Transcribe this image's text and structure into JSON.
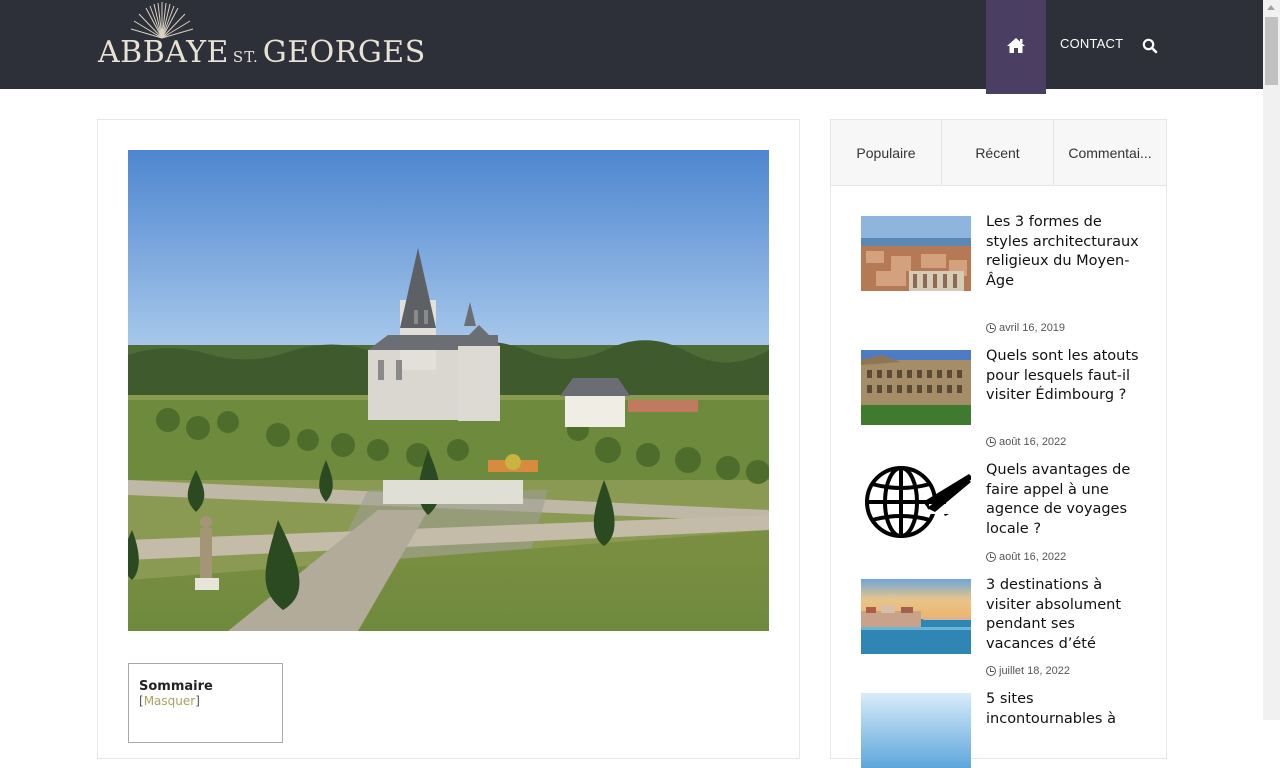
{
  "header": {
    "logo_main_1": "ABBAYE",
    "logo_st": "ST.",
    "logo_main_2": "GEORGES",
    "nav_contact": "CONTACT",
    "home_icon": "home-icon",
    "search_icon": "search-icon"
  },
  "colors": {
    "header_bg": "#2e3039",
    "home_active": "#4a3f63",
    "toc_link": "#a7a260"
  },
  "toc": {
    "title": "Sommaire",
    "bracket_open": "[",
    "toggle": "Masquer",
    "bracket_close": "]"
  },
  "sidebar": {
    "tabs": [
      {
        "label": "Populaire"
      },
      {
        "label": "Récent"
      },
      {
        "label": "Commentai..."
      }
    ],
    "posts": [
      {
        "title": "Les 3 formes de styles architecturaux religieux du Moyen-Âge",
        "date": "avril 16, 2019"
      },
      {
        "title": "Quels sont les atouts pour lesquels faut-il visiter Édimbourg ?",
        "date": "août 16, 2022"
      },
      {
        "title": "Quels avantages de faire appel à une agence de voyages locale ?",
        "date": "août 16, 2022"
      },
      {
        "title": "3 destinations à visiter absolument pendant ses vacances d’été",
        "date": "juillet 18, 2022"
      },
      {
        "title": "5 sites incontournables à",
        "date": ""
      }
    ]
  }
}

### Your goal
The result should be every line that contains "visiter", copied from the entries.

### Answer box
        "title": "Quels sont les atouts pour lesquels faut-il visiter Édimbourg ?",
        "title": "3 destinations à visiter absolument pendant ses vacances d’été",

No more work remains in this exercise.